This blog is a collaborative collection of the stuff we all make at home, and want to share. We share sewing, baking, craft stuff, home decorator projects, sculpting, painting, gardening, photography, scrapbooking, music, and anything else we want to throw down for viewing or listening (whether we consider it a success or not).
Boy, time for crafting has really gone by the wayside for me! (And the rest of the contributors, I assume, based on the recent blog activity!)
I realize that this blog post won't have relevance for many of you out there, unless you have a Star Wars obsessed daughter like I do. My darling 5 year old girl got ahold of my husbands old Star Wars toys circa 1979 about six months ago and hasn't looked back. She talks at great length about power droids, the differences between a Cloud Car and a Sand Speeder, and asks why Padme Amidala's last name isn't Skywaker since she got married to Anakin. She also frequently request that we all act out the characters as a family. She usually asks me to be Darth Vader....I'm still not sure if that is a compliment or an insult.

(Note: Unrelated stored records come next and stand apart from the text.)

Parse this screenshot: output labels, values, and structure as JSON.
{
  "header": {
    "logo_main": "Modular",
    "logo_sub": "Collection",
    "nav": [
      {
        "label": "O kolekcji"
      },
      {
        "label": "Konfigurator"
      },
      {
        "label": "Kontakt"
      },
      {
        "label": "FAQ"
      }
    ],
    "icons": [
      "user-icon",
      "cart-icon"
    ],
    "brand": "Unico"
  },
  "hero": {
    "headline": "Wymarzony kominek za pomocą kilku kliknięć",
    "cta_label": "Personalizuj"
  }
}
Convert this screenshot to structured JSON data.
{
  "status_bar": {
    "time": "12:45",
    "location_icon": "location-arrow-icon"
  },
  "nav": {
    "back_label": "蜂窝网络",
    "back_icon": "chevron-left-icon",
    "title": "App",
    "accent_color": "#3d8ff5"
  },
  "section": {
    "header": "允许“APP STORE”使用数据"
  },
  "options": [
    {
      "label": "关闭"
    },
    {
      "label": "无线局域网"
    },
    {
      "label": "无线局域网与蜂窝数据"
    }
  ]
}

Anyway, it sure beats playing Barbies every day!
She was recently invited to a neighborhood boy's Star Wars themed birthday party, and was told she could dress in character, if she wanted. Um......YEAH! She decided on Princess Leia (over Padme Amidala and Ahsoka Tano of the Clone Wars animated series) and I thought it would be fun if I could figure out a way to give her Leia's hairdo. Her hair is pretty short these days, so I started to envision using brown earmuffs and making some buns out of yarn to attach to them. Here's the end result.......
What's that you say? You'd ALSO like to have some Princess Leia hair? Well you are in luck because I created a tutorial so that you can make your own!
Supplies needed for PLH (Princess Leia Hair)
A pair of earmuffs
165 yards of brown yarn
Hot glue gun
A spool of brown grosgrain ribbon, either 5/8 in. or 7/8 in. width. (optional)
First, locate yourself some earmuffs. I was trying to find the old school brown furry kind that you used to be able to buy for about a dollar. The earmuff selection was sparse in my local stores in March, so I ended up with these bad boys. The white part that is up against the ear is really too fluffy for optimal results, but it's all I had to work with.
Since Leia does not have orange, purple and green stripes on the top of her head, I decided to wrap the headband part of the earmuffs in brown grosgrain ribbon, overlapping the ribbon and hot gluing it on the inside every time I looped it around. I had about 100 spools of ribbon laying around my house (I'm a member of Girls Hairbow Makers Anonymous), but none plain brown. I took a polka dot print and turned it so that the "wrong side" faced out, making it the right side. What the what? Refer to Exhibit A below.
Next I took a strand of the brown yard and cut a length of 55 inches. Then I did that 8 more times so that I had 9 pieces of yarn 55 inches long each. Next I knotted one end very tightly to prepare the strands for braiding. I realize that Leia's buns aren't really braided, but I couldn't think of another way to secure all of the strands of hair to the earmuffs with a glue gun without creating a huge, gluey gummed up mess. If any of you in cyberland can improve upon this step, please share your ideas in the comments section at the end of this post!
It helps to have some tension on the yarn when you are braiding, so you can either find a willing participant to hold the knot while you braid, or you can stick a safety pin through the knot and pin it to your couch "friendship bracelet style"!
Braid all of the yarn until you get to the last two inches or so, then put a loose knot in that end in case you need to make adjustments later.
Fire up your glue gun and have extra glue sticks handy - I used about two and a half for the entire project. Take the braid end with the tight knot, squirt some hot glue in the center of the outside of one earmuff, and glue the knot down so that the braided yarn is flat, not on its' edge. Then, start gluing the braid down flat in a spiral pattern taking care to ensure there are no gaps.
Keep going until you've nearly covered the whole earmuff with the braided yarn. When you get near the end, you can take out the loose knot in the remaining end and adjust the yarn/braid longer or shorter, then knot it back together tightly. Trim the ends of the yarn close to the knot, then tuck the knotted end partly under the rest of the braided area (or don't) and hot glue that sucker down. The end result should look something like this.
Repeat this process on the other side. Give them to your giddy daughter, or keep them for yourself to wear to Pick N Save/Kroger/Jewel on double coupon day!